The study, published online in the Journal of Maternal-Fetal & Neonatal Medicine, was conducted by an interdisciplinary team of researchers from the NIH's Eunice Kennedy Shriver National Institute of Child Health and Human Development (NICHD), the University of Pennsylvania, Wayne State University/Detroit Medical Center, Seoul National University and Asan Medical Center in South Korea.
"We believe that this technology may be used to address questions that are difficult to answer with current placenta model systems and help enable research on pregnancy and its complications," said Roberto Romero, M.D., chief of the NICHD's Perinatology Research Branch and one of the study authors.
The placenta is a temporary organ that develops in pregnancy and is the major interface between mother and fetus. Among its many functions is to serve as a "crossing guard" for substances traveling between mother and fetus. The placenta helps nutrients and oxygen move to the fetus and helps waste products move away. At the same time, the placenta tries to stop harmful environmental exposures, like bacteria, viruses and certain medications, from reaching the fetus. When the placenta doesn't function correctly, the health of both mom and baby suffers.

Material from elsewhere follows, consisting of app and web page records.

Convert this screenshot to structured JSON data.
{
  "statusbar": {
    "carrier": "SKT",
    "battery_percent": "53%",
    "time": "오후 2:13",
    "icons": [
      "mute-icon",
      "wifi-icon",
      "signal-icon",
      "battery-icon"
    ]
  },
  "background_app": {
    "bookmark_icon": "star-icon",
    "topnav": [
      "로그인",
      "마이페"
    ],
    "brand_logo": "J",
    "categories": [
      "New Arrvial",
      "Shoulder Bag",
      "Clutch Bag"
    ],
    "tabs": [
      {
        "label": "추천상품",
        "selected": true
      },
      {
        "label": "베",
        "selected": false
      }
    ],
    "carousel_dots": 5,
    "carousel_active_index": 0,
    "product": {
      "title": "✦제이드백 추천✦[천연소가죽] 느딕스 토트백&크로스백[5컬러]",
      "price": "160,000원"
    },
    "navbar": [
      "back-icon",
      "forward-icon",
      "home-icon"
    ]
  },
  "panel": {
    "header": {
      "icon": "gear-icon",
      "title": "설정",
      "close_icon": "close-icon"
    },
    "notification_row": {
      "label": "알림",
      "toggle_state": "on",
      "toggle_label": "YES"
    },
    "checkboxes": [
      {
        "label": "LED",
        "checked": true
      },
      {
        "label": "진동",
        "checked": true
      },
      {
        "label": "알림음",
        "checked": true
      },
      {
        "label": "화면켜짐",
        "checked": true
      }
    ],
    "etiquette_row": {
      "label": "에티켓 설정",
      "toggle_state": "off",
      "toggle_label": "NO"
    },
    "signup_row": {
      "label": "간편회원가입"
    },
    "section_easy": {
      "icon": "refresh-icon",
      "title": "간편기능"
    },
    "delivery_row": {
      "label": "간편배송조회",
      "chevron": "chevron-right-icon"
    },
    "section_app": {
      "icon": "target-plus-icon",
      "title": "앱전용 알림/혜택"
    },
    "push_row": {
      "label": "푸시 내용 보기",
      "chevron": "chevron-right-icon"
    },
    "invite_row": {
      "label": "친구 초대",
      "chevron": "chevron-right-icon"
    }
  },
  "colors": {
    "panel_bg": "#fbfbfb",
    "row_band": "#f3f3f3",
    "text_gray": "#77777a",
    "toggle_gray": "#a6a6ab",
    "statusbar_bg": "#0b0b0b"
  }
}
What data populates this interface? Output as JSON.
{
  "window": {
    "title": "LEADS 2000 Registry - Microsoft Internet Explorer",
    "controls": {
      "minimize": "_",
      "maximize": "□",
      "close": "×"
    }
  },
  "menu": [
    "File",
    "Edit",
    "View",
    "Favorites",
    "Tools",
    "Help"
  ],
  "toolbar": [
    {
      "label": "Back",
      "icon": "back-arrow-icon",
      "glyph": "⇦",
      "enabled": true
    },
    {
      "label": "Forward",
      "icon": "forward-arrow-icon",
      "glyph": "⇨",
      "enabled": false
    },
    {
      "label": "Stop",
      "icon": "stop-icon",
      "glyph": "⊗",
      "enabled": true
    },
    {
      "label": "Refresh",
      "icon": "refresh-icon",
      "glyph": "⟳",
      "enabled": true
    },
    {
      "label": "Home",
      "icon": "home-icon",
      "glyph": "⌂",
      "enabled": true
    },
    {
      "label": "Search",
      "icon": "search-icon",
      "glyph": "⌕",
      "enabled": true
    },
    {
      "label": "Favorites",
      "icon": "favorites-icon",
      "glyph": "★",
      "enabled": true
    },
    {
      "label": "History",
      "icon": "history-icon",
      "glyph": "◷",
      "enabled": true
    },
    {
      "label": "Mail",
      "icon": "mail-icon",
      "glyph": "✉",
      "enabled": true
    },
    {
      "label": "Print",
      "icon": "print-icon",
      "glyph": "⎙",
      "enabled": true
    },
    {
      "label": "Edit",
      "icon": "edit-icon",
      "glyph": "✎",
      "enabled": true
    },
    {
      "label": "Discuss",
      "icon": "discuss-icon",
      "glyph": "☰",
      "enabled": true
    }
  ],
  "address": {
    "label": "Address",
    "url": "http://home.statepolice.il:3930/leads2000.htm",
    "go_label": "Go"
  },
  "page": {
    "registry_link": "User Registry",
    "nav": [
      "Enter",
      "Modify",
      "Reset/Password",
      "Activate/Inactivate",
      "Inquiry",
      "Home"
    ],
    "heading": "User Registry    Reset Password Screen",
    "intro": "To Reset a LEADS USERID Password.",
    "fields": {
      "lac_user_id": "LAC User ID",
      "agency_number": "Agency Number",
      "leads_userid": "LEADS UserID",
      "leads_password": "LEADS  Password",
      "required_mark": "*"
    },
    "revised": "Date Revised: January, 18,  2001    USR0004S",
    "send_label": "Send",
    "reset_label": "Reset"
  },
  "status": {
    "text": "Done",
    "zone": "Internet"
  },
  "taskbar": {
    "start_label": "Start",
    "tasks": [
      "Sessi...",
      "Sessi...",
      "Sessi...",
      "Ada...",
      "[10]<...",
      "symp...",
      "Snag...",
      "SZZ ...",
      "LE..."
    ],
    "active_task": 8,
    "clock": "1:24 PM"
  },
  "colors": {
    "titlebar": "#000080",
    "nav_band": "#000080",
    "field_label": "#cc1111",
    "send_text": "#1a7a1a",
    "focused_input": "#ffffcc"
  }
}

Researchers are trying to learn how the placenta manages all this traffic, transporting some substances and blocking others. This knowledge may one day help clinicians better assess placental health and ultimately improve pregnancy outcomes.
However, studying the placenta in humans is challenging: it is time-consuming, subject to a great deal of variability and potentially risky for the fetus. For those reasons, previous studies on placental transport have relied largely on animal models and on laboratory-grown human cells. These methods have yielded helpful information, but are limited as to how well they can mimic physiological processes in humans.
The researchers created the placenta-on-a-chip technology to address these challenges, using human cells in a structure that more closely resembles the placenta's maternal-fetal barrier. The device consists of a semi-permeable membrane between two tiny chambers, one filled with maternal cells derived from a delivered placenta and the other filled with fetal cells derived from an umbilical cord.
After designing the structure of the model, the researchers tested its function by evaluating the transfer of glucose (a substance made by the body when converting carbohydrates to energy) from the maternal compartment to the fetal compartment. The successful transfer of glucose in the device mirrored what occurs in the body.
"The chip may allow us to do experiments more efficiently and at a lower cost than animal studies," said Dr. Romero. "With further improvements, we hope this technology may lead to better understanding of normal placental processes and placental disorders."